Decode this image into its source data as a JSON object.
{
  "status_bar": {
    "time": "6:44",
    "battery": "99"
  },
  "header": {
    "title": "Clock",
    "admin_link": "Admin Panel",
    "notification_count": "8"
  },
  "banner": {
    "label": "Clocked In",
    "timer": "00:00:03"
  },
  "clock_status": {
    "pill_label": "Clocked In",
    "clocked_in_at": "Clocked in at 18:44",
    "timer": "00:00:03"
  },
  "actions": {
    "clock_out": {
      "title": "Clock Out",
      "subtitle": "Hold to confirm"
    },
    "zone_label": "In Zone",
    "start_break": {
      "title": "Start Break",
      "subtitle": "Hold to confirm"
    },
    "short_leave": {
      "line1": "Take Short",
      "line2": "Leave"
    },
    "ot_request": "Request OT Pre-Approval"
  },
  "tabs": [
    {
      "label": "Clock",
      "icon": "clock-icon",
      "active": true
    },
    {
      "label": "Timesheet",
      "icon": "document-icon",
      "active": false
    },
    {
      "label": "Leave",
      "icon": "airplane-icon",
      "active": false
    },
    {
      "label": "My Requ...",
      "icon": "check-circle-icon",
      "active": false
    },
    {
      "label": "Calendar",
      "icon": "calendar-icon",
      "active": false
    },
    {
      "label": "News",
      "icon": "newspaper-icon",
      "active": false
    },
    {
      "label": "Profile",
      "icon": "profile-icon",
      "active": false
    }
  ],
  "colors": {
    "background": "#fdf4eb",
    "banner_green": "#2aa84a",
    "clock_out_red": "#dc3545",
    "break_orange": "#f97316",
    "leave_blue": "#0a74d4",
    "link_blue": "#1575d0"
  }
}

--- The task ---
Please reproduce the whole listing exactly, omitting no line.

--- Exercise result ---
Decode this image into its source data as a JSON object.
{
  "status_bar": {
    "time": "6:44",
    "battery": "99"
  },
  "header": {
    "title": "Clock",
    "admin_link": "Admin Panel",
    "notification_count": "8"
  },
  "banner": {
    "label": "Clocked In",
    "timer": "00:00:03"
  },
  "clock_status": {
    "pill_label": "Clocked In",
    "clocked_in_at": "Clocked in at 18:44",
    "timer": "00:00:03"
  },
  "actions": {
    "clock_out": {
      "title": "Clock Out",
      "subtitle": "Hold to confirm"
    },
    "zone_label": "In Zone",
    "start_break": {
      "title": "Start Break",
      "subtitle": "Hold to confirm"
    },
    "short_leave": {
      "line1": "Take Short",
      "line2": "Leave"
    },
    "ot_request": "Request OT Pre-Approval"
  },
  "tabs": [
    {
      "label": "Clock",
      "icon": "clock-icon",
      "active": true
    },
    {
      "label": "Timesheet",
      "icon": "document-icon",
      "active": false
    },
    {
      "label": "Leave",
      "icon": "airplane-icon",
      "active": false
    },
    {
      "label": "My Requ...",
      "icon": "check-circle-icon",
      "active": false
    },
    {
      "label": "Calendar",
      "icon": "calendar-icon",
      "active": false
    },
    {
      "label": "News",
      "icon": "newspaper-icon",
      "active": false
    },
    {
      "label": "Profile",
      "icon": "profile-icon",
      "active": false
    }
  ],
  "colors": {
    "background": "#fdf4eb",
    "banner_green": "#2aa84a",
    "clock_out_red": "#dc3545",
    "break_orange": "#f97316",
    "leave_blue": "#0a74d4",
    "link_blue": "#1575d0"
  }
}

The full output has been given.